Tipping was not the cultural norm in Costa Rica until it was introduced from the U.S. in the ’80s.
What About the Service Tax Included in the Bill?
When you go to your automobile mechanic you receive an itemized bill for parts and labor. Similarly when you go to a restaurant in Costa Rica a “service tax” of 10% is added but it’s not dependent on the quality of the service and is not a tip.
In the past 20 years or so gratuities have become a normal and expected part of the income for anyone employed in the service sector of the tourism industry. Envelopes for housekeeping gratuities have appeared on nightstands at many hotels and tip jars are next to the cash register at fast food places and ice cream shops.
How Much to Tip?
If your guide, instructor, driver or service staff made your stay particularly enjoyable consider giving them a gratuity.
- As noted restaurant bills normally include service but it’s normal to leave an extra 5-10% for really good service.
- Bartenders/Cocktail Waitresses 5-15%
- Tour guides $2-5 per guest when in a larger group, $5-10 per guest in a smaller group.
- Adventure guides (zip-line, rafting, canyoneering etc.) maybe a bit more than a tour guide since they hold your life in their hands…
- Instructors (surf, SUP, kayak, horseback etc.) $10-20 for individual or couple, $5-10 per guest in a group.

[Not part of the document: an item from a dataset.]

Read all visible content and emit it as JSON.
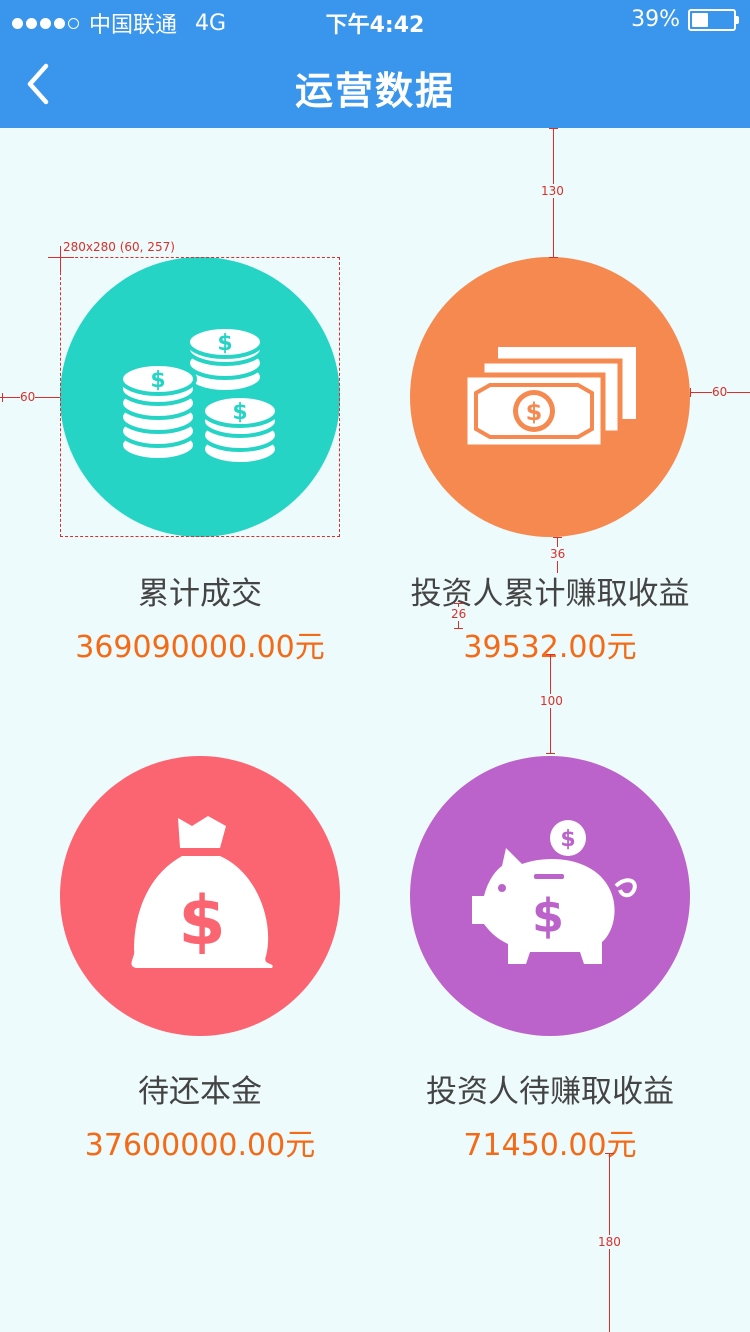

- Shuttle Drivers $2-5 per passenger for assisting with luggage or providing interesting commentary during the drive.
- Bellhops $2-5 unless you have a ton of luggage then increase accordingly.
- Housekeeping $5-10 per night for a hotel or lodge room and double it for kitchens or extra bedrooms (envelopes are usually provided).
- Fuel – all stations are full service and before credit cards it was traditional for the attendant to wash your windows, check your oil etc. and receive a couple hundred colones coins ($0.30) from the change. We’ve had everything from no extras (obviously no tip) to a couple of guy with sponges, hoses and squeegees basically doing a quickie car wash on a mud encrusted Land Cruiser in under five minutes ($5).
- Tractor that pulls you out when you get your rental car stuck in a river ford or mud bog – $50 minimum up to a couple hundred bucks…
It would be wonderful if we lived in a world where everyone received a living wage for a day’s work but we don’t. We’ve actually seen little messages at hotels that more or less say “We don’t pay our staff a living wage so if you don’t want them to starve please give a generous tip.” It’s a bit of a conundrum because my gut response is “how incredibly offensive, I’m not leaving a cent,” but then of course that’s just punishing the worker who doesn’t set the policy anyway.
The best way I’ve found to deal with it is simply decide ahead of time what to do (based roughly on the list above) and not give it any further thought unless someone goes out of their way and deserves even more.
If you add 10% to a restaurant bill in Costa Rica then the total tip you’re leaving is really 22.3%. You’re not just tipping on the tab, you’re also tipping on the tax and and tipping on the tip that’s already been included.
If you really want to see the math the bill for a hamburger (¢5,000) and a beer (¢2,000) would look like this
¢5,000 – hamburger
¢2,000 – beer
¢700 – Service 10%
¢963 – Sales Tax 13.75%
10% of the total is ¢866 and if you divide that by the ¢7,000 price of the hamburger and beer you get 12.3% but don’t forget you already included 10% service…So what you thought was a 10% tip adds up to 10% + 12.3% = 22.3%